Very short background information: I recently came to Hawaii for the summer and I had TFA enabled on my Facebook and Dropbox accounts. For unknown reason I had disabled it temporarily on my Google account.

When I was waiting for my flight in Schiphol airport in Amsterdam, I wanted to log into Facebook. After entering my email and password, I was expecting a text message containing the 6-digit security code. Even though I could exchange texts with Estonian numbers, I never received the security code. I didn’t pay much attention at the time and just carried on.

After landing on Hawaii, I tried again logging in. Same thing happened - never received the code. I went through some password reset pages and even though I could change my password, I could not log in. I contacted my carrier and asked why I can’t get my security codes. After a day or two I got a reply stating that this should be Facebook’s problem. So I sent an email to them as well. I have not heard from them even after two weeks.

Anyway, by now I had already a local number in the U.S. and to my great surprise, I was able to change the phone number of my FB account without having to log in. As a security measure, this was completed after 24 hours of my request. So after a week or so being in Hawaii, I could finally log into my Facebook account. Not that I missed anything important during that time, but still some useful information was floating around there.

Couple of days ago I got another email from my Estonian carrier where it was said that it is impossible to receive texts from Facebook while being abroad. WTF!? I logged into Dropbox as well and did receive the code with my Estonian number.

Avoid being locked out

I thought that just turning on TFA with one phone number would be enough. Unfortunately I was wrong. After digging deeper in settings, I found several useful things.

  • Add at least two phone numbers - Most sites allow adding secondary phone numbers. So when you can’t access one, you can request the codes to be sent to other phone(s).

  • Write down and store securely Dropbox “last resort” codes - When turning on TFA in Dropbox, you get a code which can turn off TFA in case you have no access to your phone.

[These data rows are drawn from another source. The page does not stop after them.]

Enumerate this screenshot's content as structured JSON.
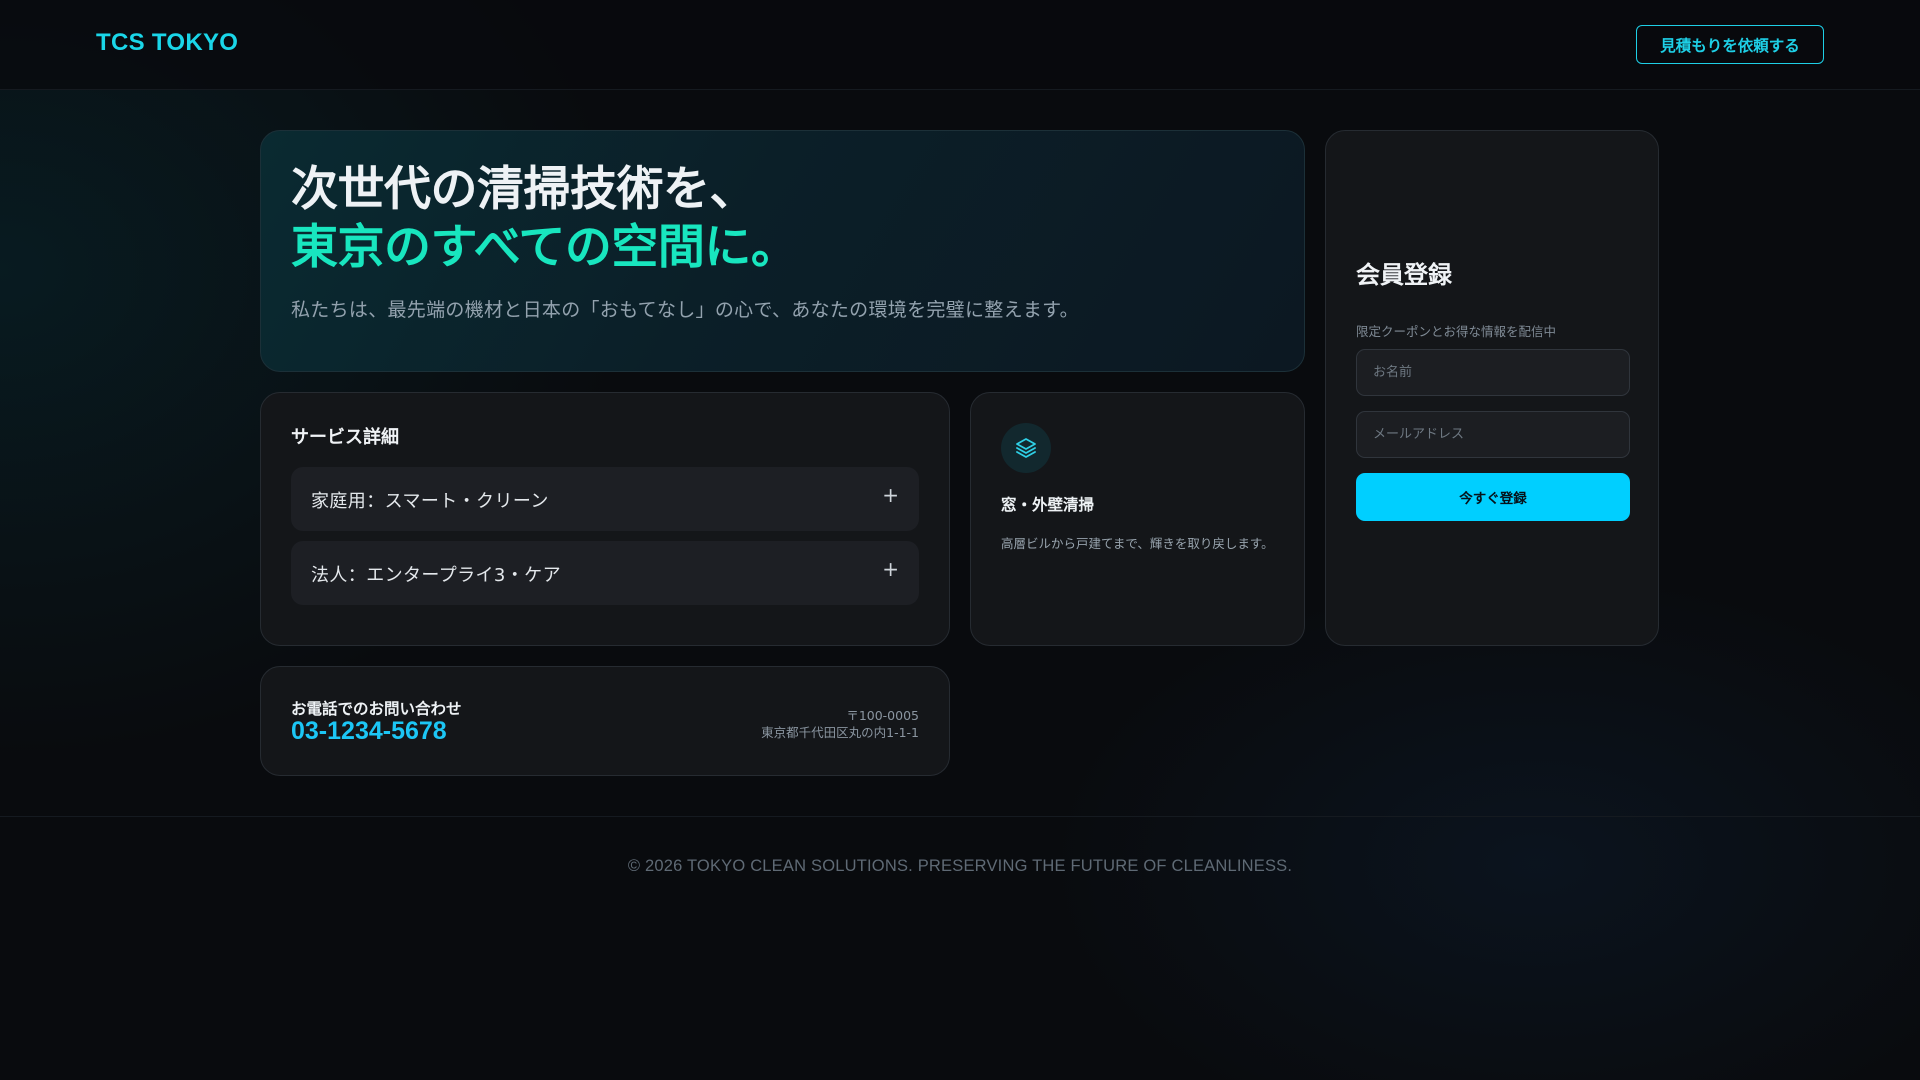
{
  "header": {
    "logo": "TCS TOKYO",
    "cta_label": "見積もりを依頼する"
  },
  "hero": {
    "title_line1": "次世代の清掃技術を、",
    "title_line2": "東京のすべての空間に。",
    "subtitle": "私たちは、最先端の機材と日本の「おもてなし」の心で、あなたの環境を完璧に整えます。"
  },
  "services": {
    "heading": "サービス詳細",
    "items": [
      {
        "label": "家庭用：スマート・クリーン",
        "toggle": "+"
      },
      {
        "label": "法人：エンタープライ3・ケア",
        "toggle": "+"
      }
    ]
  },
  "feature": {
    "icon": "layers-icon",
    "title": "窓・外壁清掃",
    "description": "高層ビルから戸建てまで、輝きを取り戻します。"
  },
  "signup": {
    "title": "会員登録",
    "note": "限定クーポンとお得な情報を配信中",
    "name_placeholder": "お名前",
    "email_placeholder": "メールアドレス",
    "submit_label": "今すぐ登録"
  },
  "contact": {
    "label": "お電話でのお問い合わせ",
    "phone": "03-1234-5678",
    "postal": "〒100-0005",
    "address": "東京都千代田区丸の内1-1-1"
  },
  "footer": {
    "copyright": "© 2026 TOKYO CLEAN SOLUTIONS. PRESERVING THE FUTURE OF CLEANLINESS."
  },
  "colors": {
    "accent_cyan": "#00cfff",
    "accent_green": "#18e6bf",
    "background": "#090b0e",
    "card": "#141619"
  }
}
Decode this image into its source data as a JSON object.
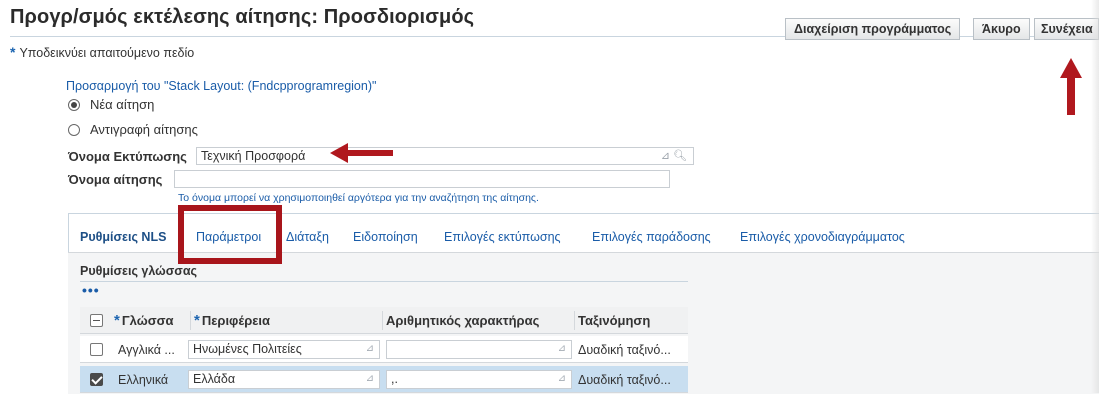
{
  "header": {
    "title": "Προγρ/σμός εκτέλεσης αίτησης: Προσδιορισμός",
    "buttons": {
      "schedule": "Διαχείριση προγράμματος",
      "cancel": "Άκυρο",
      "continue": "Συνέχεια"
    }
  },
  "required_note": {
    "star": "*",
    "text": "Υποδεικνύει απαιτούμενο πεδίο"
  },
  "personalize_link": "Προσαρμογή του \"Stack Layout: (Fndcpprogramregion)\"",
  "request_type": {
    "options": [
      {
        "label": "Νέα αίτηση",
        "selected": true
      },
      {
        "label": "Αντιγραφή αίτησης",
        "selected": false
      }
    ]
  },
  "form": {
    "print_name_label": "Όνομα Εκτύπωσης",
    "print_name_value": "Τεχνική Προσφορά",
    "request_name_label": "Όνομα αίτησης",
    "request_name_value": "",
    "request_name_hint": "Το όνομα μπορεί να χρησιμοποιηθεί αργότερα για την αναζήτηση της αίτησης."
  },
  "tabs": [
    {
      "label": "Ρυθμίσεις NLS",
      "active": true
    },
    {
      "label": "Παράμετροι",
      "active": false
    },
    {
      "label": "Διάταξη",
      "active": false
    },
    {
      "label": "Ειδοποίηση",
      "active": false
    },
    {
      "label": "Επιλογές εκτύπωσης",
      "active": false
    },
    {
      "label": "Επιλογές παράδοσης",
      "active": false
    },
    {
      "label": "Επιλογές χρονοδιαγράμματος",
      "active": false
    }
  ],
  "language_section": {
    "title": "Ρυθμίσεις γλώσσας",
    "more_icon": "•••",
    "columns": {
      "language": "Γλώσσα",
      "territory": "Περιφέρεια",
      "numeric_char": "Αριθμητικός χαρακτήρας",
      "sort": "Ταξινόμηση"
    },
    "rows": [
      {
        "checked": false,
        "language": "Αγγλικά ...",
        "territory": "Ηνωμένες Πολιτείες",
        "numeric_char": "",
        "sort": "Δυαδική ταξινό..."
      },
      {
        "checked": true,
        "language": "Ελληνικά",
        "territory": "Ελλάδα",
        "numeric_char": ",.",
        "sort": "Δυαδική ταξινό..."
      }
    ]
  },
  "colors": {
    "annotation_red": "#b0181e",
    "link_blue": "#1a5ca8",
    "selected_row": "#c8def0"
  }
}
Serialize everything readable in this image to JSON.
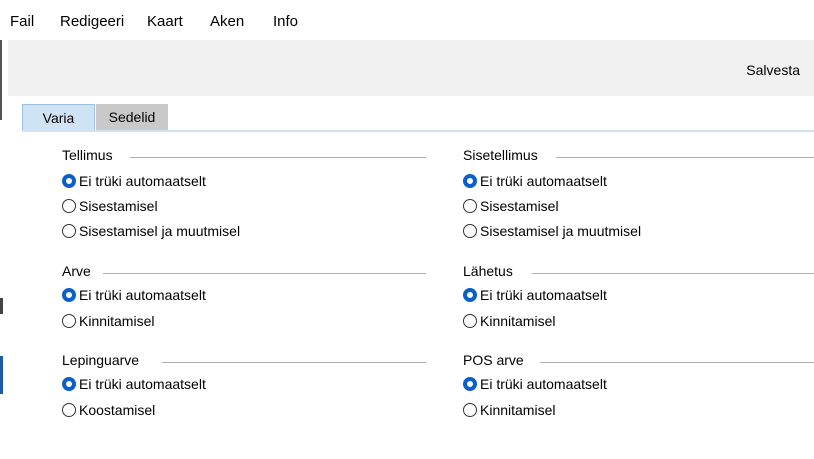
{
  "menu": [
    "Fail",
    "Redigeeri",
    "Kaart",
    "Aken",
    "Info"
  ],
  "toolbar": {
    "save_label": "Salvesta"
  },
  "tabs": [
    {
      "label": "Varia",
      "active": true
    },
    {
      "label": "Sedelid",
      "active": false
    }
  ],
  "groups": {
    "tellimus": {
      "title": "Tellimus",
      "options": [
        "Ei trüki automaatselt",
        "Sisestamisel",
        "Sisestamisel ja muutmisel"
      ],
      "selected": 0
    },
    "sisetellimus": {
      "title": "Sisetellimus",
      "options": [
        "Ei trüki automaatselt",
        "Sisestamisel",
        "Sisestamisel ja muutmisel"
      ],
      "selected": 0
    },
    "arve": {
      "title": "Arve",
      "options": [
        "Ei trüki automaatselt",
        "Kinnitamisel"
      ],
      "selected": 0
    },
    "lahetus": {
      "title": "Lähetus",
      "options": [
        "Ei trüki automaatselt",
        "Kinnitamisel"
      ],
      "selected": 0
    },
    "lepinguarve": {
      "title": "Lepinguarve",
      "options": [
        "Ei trüki automaatselt",
        "Koostamisel"
      ],
      "selected": 0
    },
    "pos_arve": {
      "title": "POS arve",
      "options": [
        "Ei trüki automaatselt",
        "Kinnitamisel"
      ],
      "selected": 0
    }
  },
  "colors": {
    "radio_checked": "#0a5fc9",
    "tab_active": "#cfe3f5",
    "tab_inactive": "#c9c9c9",
    "toolbar_bg": "#f0f0f0"
  }
}
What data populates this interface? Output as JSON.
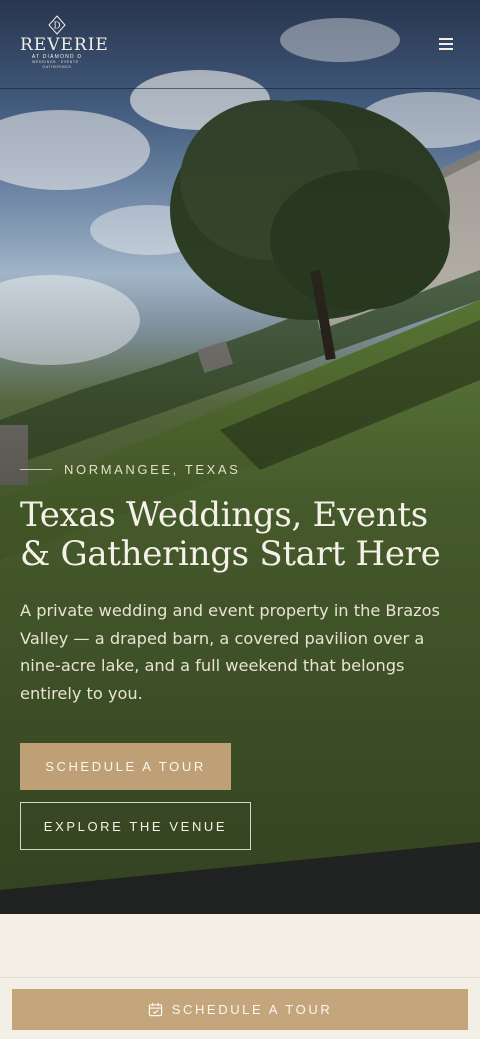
{
  "brand": {
    "name": "REVERIE",
    "sub": "AT DIAMOND D",
    "tagline": "WEDDINGS · EVENTS · GATHERINGS",
    "location_tag": "NORMANGEE, TEXAS"
  },
  "icons": {
    "menu": "hamburger-menu-icon",
    "calendar": "calendar-check-icon",
    "logo": "diamond-d-logo"
  },
  "hero": {
    "eyebrow": "NORMANGEE, TEXAS",
    "title": "Texas Weddings, Events & Gatherings Start Here",
    "lede": "A private wedding and event property in the Brazos Valley — a draped barn, a covered pavilion over a nine-acre lake, and a full weekend that belongs entirely to you.",
    "primary_cta": "SCHEDULE A TOUR",
    "secondary_cta": "EXPLORE THE VENUE"
  },
  "sticky": {
    "cta": "SCHEDULE A TOUR"
  },
  "colors": {
    "accent": "#bf9f76",
    "cream": "#f3efe7",
    "text_light": "#f6f1e8"
  }
}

This code should be stored in a safe place. In my case I had this on my secondary computer which I can access over SSH even though luckily I did not have to use it.

If I had TFA enabled on my Google account, I would have been in a trouble. Well not quite, since I had application-specific password for the Gmail app on my Android. But without my smartphone I would have been screwed. So learn from me and add some fallback methods to your online accounts.

tags: security authentication